The attic really doesn’t look like much yet, but, believe it or not, we’re slowly getting through the most difficult, most involved, most complicated bits of the project.
When the house was originally built, despite the adorable dormer the builder added to the roof, it was not designed to be living space. Most attics are like this: ceiling joists are a lot less robust than floor joists because they don’t really have to support much. Attics tend to be built with ceiling joists. And then filled with insulation. And never seen again. This means that, since we want to make the attic a living space, we have no choice but to reinforce the ceiling joists with 2 by 6 boards. If we didn’t, a) we wouldn’t pass inspection by a long shot and b) we would fall through the floor. Maybe not right away. But eventually.

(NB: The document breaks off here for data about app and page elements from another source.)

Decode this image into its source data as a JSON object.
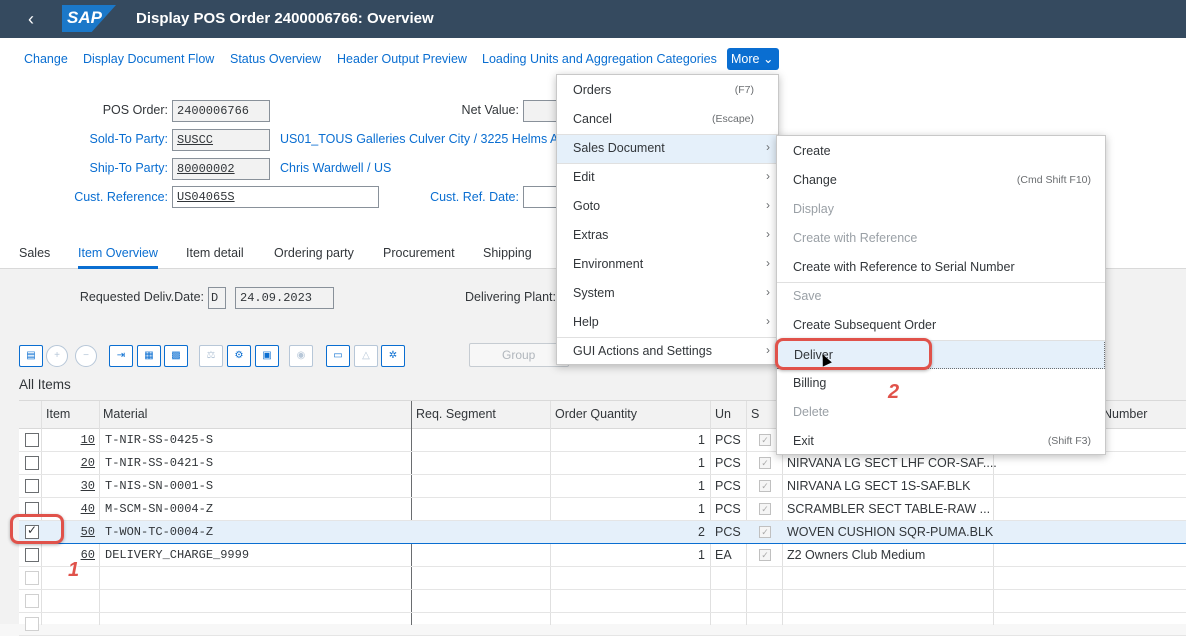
{
  "shell": {
    "title": "Display POS Order 2400006766: Overview",
    "logo": "SAP",
    "back_icon": "chevron-left-icon"
  },
  "toolbar": {
    "buttons": [
      "Change",
      "Display Document Flow",
      "Status Overview",
      "Header Output Preview",
      "Loading Units and Aggregation Categories"
    ],
    "more": "More"
  },
  "header": {
    "pos_order_label": "POS Order:",
    "pos_order": "2400006766",
    "sold_to_label": "Sold-To Party:",
    "sold_to": "SUSCC",
    "sold_to_text": "US01_TOUS Galleries Culver City / 3225 Helms A",
    "ship_to_label": "Ship-To Party:",
    "ship_to": "80000002",
    "ship_to_text": "Chris Wardwell / US",
    "cust_ref_label": "Cust. Reference:",
    "cust_ref": "US04065S",
    "net_value_label": "Net Value:",
    "cust_ref_date_label": "Cust. Ref. Date:"
  },
  "tabs": [
    "Sales",
    "Item Overview",
    "Item detail",
    "Ordering party",
    "Procurement",
    "Shipping"
  ],
  "itemarea": {
    "req_deliv_label": "Requested Deliv.Date:",
    "req_deliv_type": "D",
    "req_deliv_date": "24.09.2023",
    "deliv_plant_label": "Delivering Plant:",
    "group_label": "Group",
    "all_items": "All Items"
  },
  "grid": {
    "headers": {
      "item": "Item",
      "material": "Material",
      "req_segment": "Req. Segment",
      "order_qty": "Order Quantity",
      "un": "Un",
      "s": "S",
      "number": "Number"
    },
    "rows": [
      {
        "item": "10",
        "material": "T-NIR-SS-0425-S",
        "qty": "1",
        "un": "PCS",
        "desc": "",
        "selected": false
      },
      {
        "item": "20",
        "material": "T-NIR-SS-0421-S",
        "qty": "1",
        "un": "PCS",
        "desc": "NIRVANA LG SECT LHF COR-SAF....",
        "selected": false
      },
      {
        "item": "30",
        "material": "T-NIS-SN-0001-S",
        "qty": "1",
        "un": "PCS",
        "desc": "NIRVANA LG SECT 1S-SAF.BLK",
        "selected": false
      },
      {
        "item": "40",
        "material": "M-SCM-SN-0004-Z",
        "qty": "1",
        "un": "PCS",
        "desc": "SCRAMBLER SECT TABLE-RAW ...",
        "selected": false
      },
      {
        "item": "50",
        "material": "T-WON-TC-0004-Z",
        "qty": "2",
        "un": "PCS",
        "desc": "WOVEN CUSHION SQR-PUMA.BLK",
        "selected": true
      },
      {
        "item": "60",
        "material": "DELIVERY_CHARGE_9999",
        "qty": "1",
        "un": "EA",
        "desc": "Z2 Owners Club Medium",
        "selected": false
      }
    ]
  },
  "more_menu": {
    "items": [
      {
        "label": "Orders",
        "shortcut": "(F7)"
      },
      {
        "label": "Cancel",
        "shortcut": "(Escape)"
      },
      {
        "label": "Sales Document",
        "shortcut": ""
      },
      {
        "label": "Edit",
        "shortcut": ""
      },
      {
        "label": "Goto",
        "shortcut": ""
      },
      {
        "label": "Extras",
        "shortcut": ""
      },
      {
        "label": "Environment",
        "shortcut": ""
      },
      {
        "label": "System",
        "shortcut": ""
      },
      {
        "label": "Help",
        "shortcut": ""
      },
      {
        "label": "GUI Actions and Settings",
        "shortcut": ""
      }
    ]
  },
  "sub_menu": {
    "items": [
      {
        "label": "Create",
        "shortcut": ""
      },
      {
        "label": "Change",
        "shortcut": "(Cmd Shift F10)"
      },
      {
        "label": "Display",
        "shortcut": ""
      },
      {
        "label": "Create with Reference",
        "shortcut": ""
      },
      {
        "label": "Create with Reference to Serial Number",
        "shortcut": ""
      },
      {
        "label": "Save",
        "shortcut": ""
      },
      {
        "label": "Create Subsequent Order",
        "shortcut": ""
      },
      {
        "label": "Deliver",
        "shortcut": ""
      },
      {
        "label": "Billing",
        "shortcut": ""
      },
      {
        "label": "Delete",
        "shortcut": ""
      },
      {
        "label": "Exit",
        "shortcut": "(Shift F3)"
      }
    ]
  },
  "annotations": {
    "step1": "1",
    "step2": "2",
    "color": "#e0524a"
  }
}
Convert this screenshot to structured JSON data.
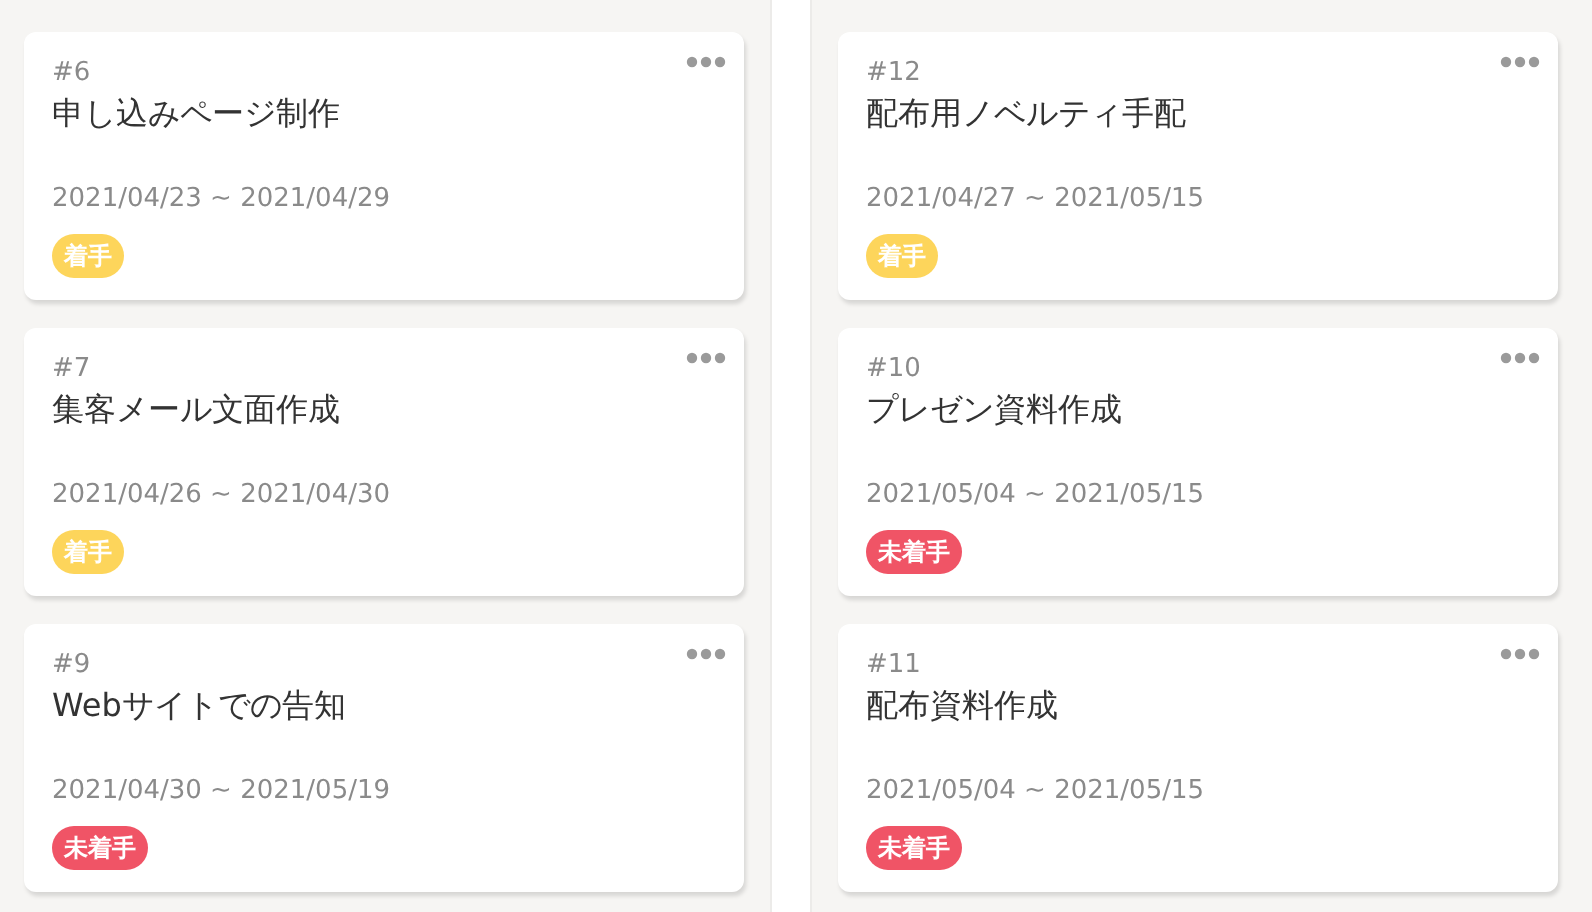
{
  "columns": [
    {
      "cards": [
        {
          "number": "#6",
          "title": "申し込みページ制作",
          "dates": "2021/04/23 ~ 2021/04/29",
          "status": {
            "label": "着手",
            "color": "#fdd55b"
          }
        },
        {
          "number": "#7",
          "title": "集客メール文面作成",
          "dates": "2021/04/26 ~ 2021/04/30",
          "status": {
            "label": "着手",
            "color": "#fdd55b"
          }
        },
        {
          "number": "#9",
          "title": "Webサイトでの告知",
          "dates": "2021/04/30 ~ 2021/05/19",
          "status": {
            "label": "未着手",
            "color": "#f05466"
          }
        }
      ]
    },
    {
      "cards": [
        {
          "number": "#12",
          "title": "配布用ノベルティ手配",
          "dates": "2021/04/27 ~ 2021/05/15",
          "status": {
            "label": "着手",
            "color": "#fdd55b"
          }
        },
        {
          "number": "#10",
          "title": "プレゼン資料作成",
          "dates": "2021/05/04 ~ 2021/05/15",
          "status": {
            "label": "未着手",
            "color": "#f05466"
          }
        },
        {
          "number": "#11",
          "title": "配布資料作成",
          "dates": "2021/05/04 ~ 2021/05/15",
          "status": {
            "label": "未着手",
            "color": "#f05466"
          }
        }
      ]
    }
  ]
}
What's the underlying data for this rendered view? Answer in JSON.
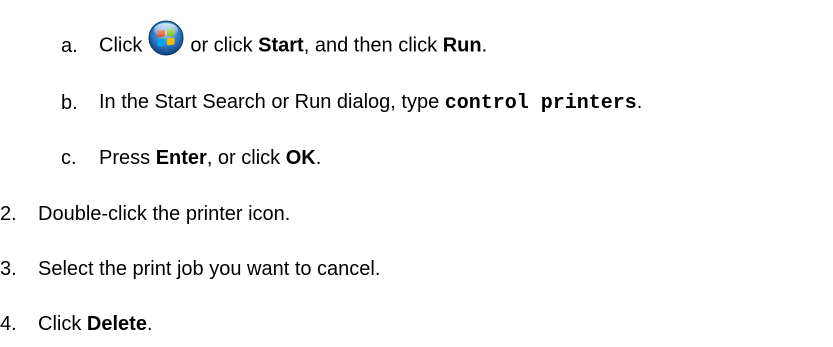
{
  "steps": {
    "a": {
      "marker": "a.",
      "text_before": "Click",
      "text_or": "or click",
      "start": "Start",
      "text_then": ", and then click",
      "run": "Run",
      "end": "."
    },
    "b": {
      "marker": "b.",
      "text_before": "In the Start Search or Run dialog, type",
      "command": "control printers",
      "end": "."
    },
    "c": {
      "marker": "c.",
      "text_before": "Press",
      "enter": "Enter",
      "text_or": ", or click",
      "ok": "OK",
      "end": "."
    },
    "s2": {
      "marker": "2.",
      "text": "Double-click the printer icon."
    },
    "s3": {
      "marker": "3.",
      "text": "Select the print job you want to cancel."
    },
    "s4": {
      "marker": "4.",
      "text_before": "Click",
      "delete": "Delete",
      "end": "."
    }
  },
  "icons": {
    "start_orb": "windows-start-orb-icon"
  },
  "colors": {
    "text": "#000000",
    "background": "#ffffff"
  }
}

On top of that, we want to take out a wall on the main floor. And, guess what? It’s a supporting wall! This is where being married to an engineer who has connections to the house building business comes in really handy. This process involves building two temporary walls – one on each side of that supporting wall – to hold up the ceiling while we take down the supporting wall and slide in a beam.
See? It’s all very complicated.
At this point, we’re here:
We’ve reinforced the roof and framed in our ‘closets’ at the same time. Half of the ceiling joists have been reinforced.
We’ve carved our stairwell out of the floor, adding in a beam – and removed the temporary wall we built, pictured here, when we were finished.
This week, hopefully we’ll get a set of temporary stairs put up so I’ll actually be willing to brave the floor joists. It’s a lot easier pulling yourself into a small attic opening than it is a large stairwell opening.
This week is also the electrical week! The past couples weekends, we’ve had the Husband’s dad and brother out to help us. This weekend, my dad is rolling up his sleeves and setting his mind to the logic and symmetry of circuits and switches.
Ah, progress. We’re getting there!